Learning to Live with Covid – How to Change our Mindset
So just like we now have a ‘cold and flu’ season, generally in the colder months of winter when we spend more times together indoors, we could have a ‘covid’ season. Possibly in the summer months, very few people will catch COVID, then during winter there will be a small peak of COVID cases.
The virus is likely to keep evolving too. And we could see vaccinations evolve right alongside, with perhaps an annual booster used by at-risk populations.
Importantly, over time babies and young children will be exposed to the virus very early on. Fortunately, children have much less severe side-effects to COVID-19 currently. So you can expect this to look something like the cold or flu too. We try to keep our children, and most especially babies, away from viruses as much as we can. But actually they’re exposed all the time, which is how they build their immune system.
We can also expect the management of COVID-19 to transition from a vaccination mindset, to a preventative mindset. Just like we up our vitamin intake over winter, there will be natural remedies that reduce the prevalence of COVID-19 too. Cold and flu research has taught us so much about how exercise, sunlight, and basic nutrients like zinc can help prevent an infection. There will be substantial prevention research conducted on COVID-19 too.
Learning not to be afraid of COVID-19
Probably the most important step towards changing our mindset about COVID-19, is learning not to be afraid of COVID. Not many of us are afraid of dying of the flu right? But did you know, on average up to 50,000 people die each year from the flu.
These people tend to be the elderly, very young babies, and the immuno-compromised. And some of these groups will remain at risk of severe complications from COVID-19 too. We need to keep those groups protected. But the reason we’re not afraid of the cold or flu, is that for 99% of us, we aren’t going to die from it.
Unfortunately, governments and especially some media around the world, could be criticized for highlighting the very worst of COVID-19, and telling very few good news stories. This use of fear and scaremongering may have been useful in terms of lockdown compliance, and getting our vaccination rates up. But it doesn’t serve us over the long term, where we need to move away from fear towards learning to live with COVID in the community.
Let’s hope from here the narrative starts to change and become more positive. Let’s hope we start to really focus on prevention measures, beyond just a vaccine. And let’s hope that the more conscious media outlets move on from their fascination of death-rates, and peak-number charts, and start actually informing us on keeping well.

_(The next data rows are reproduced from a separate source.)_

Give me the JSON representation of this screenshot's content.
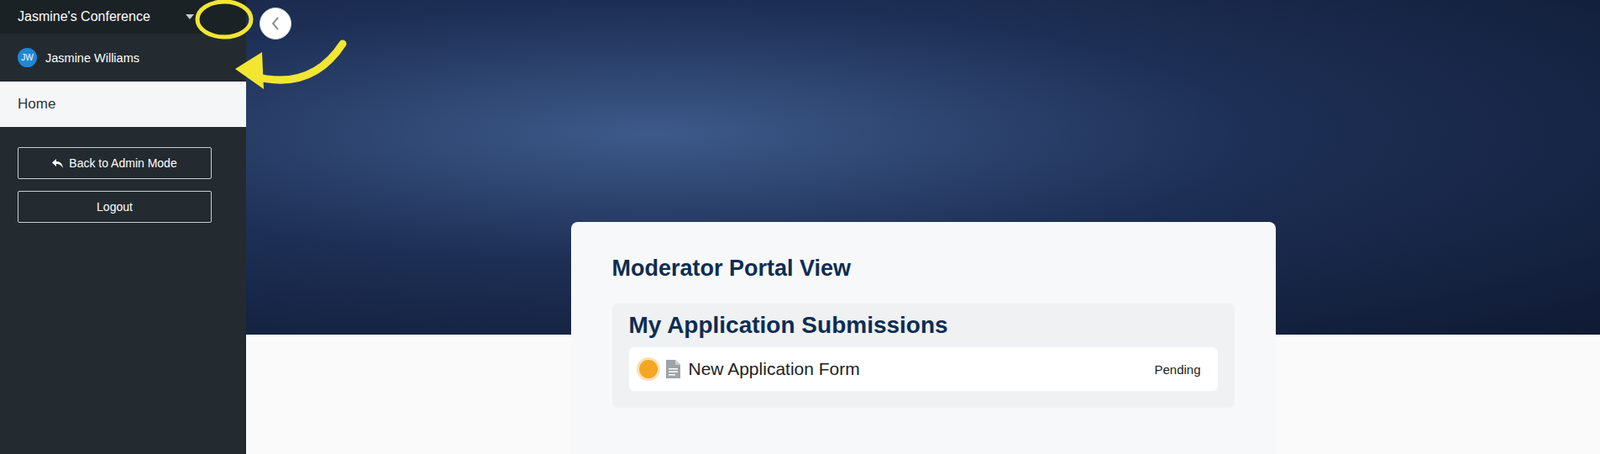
{
  "sidebar": {
    "event_title": "Jasmine's Conference",
    "user": {
      "initials": "JW",
      "name": "Jasmine Williams"
    },
    "nav": [
      {
        "label": "Home",
        "selected": true
      }
    ],
    "buttons": [
      "Back to Admin Mode",
      "Logout"
    ]
  },
  "main": {
    "title": "Moderator Portal View",
    "section": {
      "title": "My Application Submissions",
      "items": [
        {
          "name": "New Application Form",
          "status": "Pending",
          "color": "#f5a623"
        }
      ]
    }
  }
}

Changing your mindset
In the meantime though, here’s 3 things you can do right now, to start changing the mindset in your home:
- Turn off the media tap. If you’ve gotten into the habit of logging in to see the latest stats on positive case numbers, or tuning into the news to see latest death rates in your country, try to turn off the tap. If all you see, or hear, or read about COVID is bad news, you’ll remain in a state of stress and anxiety, and find it almost impossible to move on.
- Talk to your children in a positive way about COVID. Don’t add to their anxiety, it’s a crazy time for our kids right now. Paint them a positive story about the future, where COVID is endemic, and where people have moved past fear, to a place of kindness and caring, and the world has opened up again. Talking to your kids in this way, not only helps them, but it help you move away from fear too. So a double-whammy.
- Learn more about what anxiety and stress are, and how to manage them. It’s safe to say almost all of us have experienced various levels of stress, anxiety and even all-out fear when it comes to COVID. Learning how to deal with anxiety generally, will help you to work through COVID-related anxiety. Then you can help your kids to work through it too. And that will reinforce your own learning. Here’s some excellent resources to make a start: How to Bring Mindfulness into your Home, and Helping Children Adapt to Change, and How Your Stress Affects Your Kids.